Two Man Show brings a vibrant subject to life in a way I have not seen before. Discussing feminism, masculinity and patriarchy is tricky, and it seems that debates often fail to gain momentum because the focus tends to be on how to discuss the concepts tactfully. RashDash Theatre demonstrate how to engage with difficult ideas with innovation, and most importantly, unapologetically.

Created and Performed by: Helen Goalen, Abbi Greenland and Becky Wilkie
Producer: RashDash Theatre
Box Office: 020 7478 0100
Booking Link: www.sohotheatre.com/whats-on/two-man-show-2017
Booking Until: Saturday 4 March

About Bryony Taylor

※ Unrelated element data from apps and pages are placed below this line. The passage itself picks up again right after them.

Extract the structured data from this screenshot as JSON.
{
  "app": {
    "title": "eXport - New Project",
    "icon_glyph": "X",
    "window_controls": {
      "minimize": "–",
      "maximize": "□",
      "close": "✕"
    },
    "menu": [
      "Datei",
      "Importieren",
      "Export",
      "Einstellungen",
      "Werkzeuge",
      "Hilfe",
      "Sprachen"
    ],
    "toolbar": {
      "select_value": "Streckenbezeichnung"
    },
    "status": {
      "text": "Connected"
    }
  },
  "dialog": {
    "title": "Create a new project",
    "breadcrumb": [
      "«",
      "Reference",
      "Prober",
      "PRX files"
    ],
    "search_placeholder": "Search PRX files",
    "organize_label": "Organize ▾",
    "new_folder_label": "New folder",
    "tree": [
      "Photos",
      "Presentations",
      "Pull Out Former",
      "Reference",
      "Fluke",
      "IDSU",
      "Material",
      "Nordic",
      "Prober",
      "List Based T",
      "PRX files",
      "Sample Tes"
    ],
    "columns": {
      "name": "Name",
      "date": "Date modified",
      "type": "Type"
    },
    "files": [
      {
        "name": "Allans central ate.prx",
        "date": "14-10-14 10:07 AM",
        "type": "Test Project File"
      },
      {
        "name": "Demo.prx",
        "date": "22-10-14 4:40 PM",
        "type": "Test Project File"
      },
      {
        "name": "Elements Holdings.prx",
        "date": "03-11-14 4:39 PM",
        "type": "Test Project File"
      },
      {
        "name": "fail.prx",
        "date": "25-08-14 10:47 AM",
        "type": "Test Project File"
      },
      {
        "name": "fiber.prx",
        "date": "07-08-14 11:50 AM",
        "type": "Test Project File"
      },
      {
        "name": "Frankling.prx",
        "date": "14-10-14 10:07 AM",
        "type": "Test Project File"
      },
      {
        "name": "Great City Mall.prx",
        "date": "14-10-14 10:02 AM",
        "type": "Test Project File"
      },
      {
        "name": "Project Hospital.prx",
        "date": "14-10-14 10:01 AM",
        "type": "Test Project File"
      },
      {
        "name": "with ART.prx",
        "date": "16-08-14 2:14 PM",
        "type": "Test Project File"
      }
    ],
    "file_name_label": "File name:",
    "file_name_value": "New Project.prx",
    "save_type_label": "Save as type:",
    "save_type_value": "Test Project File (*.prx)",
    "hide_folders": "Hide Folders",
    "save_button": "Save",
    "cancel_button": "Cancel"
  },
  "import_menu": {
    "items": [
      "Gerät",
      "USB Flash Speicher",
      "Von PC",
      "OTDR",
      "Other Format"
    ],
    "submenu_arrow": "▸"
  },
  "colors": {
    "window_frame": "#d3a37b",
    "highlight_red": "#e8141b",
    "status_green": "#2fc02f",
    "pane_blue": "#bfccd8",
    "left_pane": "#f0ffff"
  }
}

Bryony is an English Literature MA student at Birkbeck and long term theatre addict. Playing angel #14 in her primary school production of 'What a Very Grumpy Sheep' paved the way for a happy long term relationship with the theatre. When not watching plays or manically writing essays way before the deadline (a day is long enough, yes?), she can be found reading, foraging for her next meal, or in the pub. She's waiting for someone to write a play that encompasses all of these hobbies. Bryony would be willing to reprise her role as Angel #14, as it was a groundbreaking performance.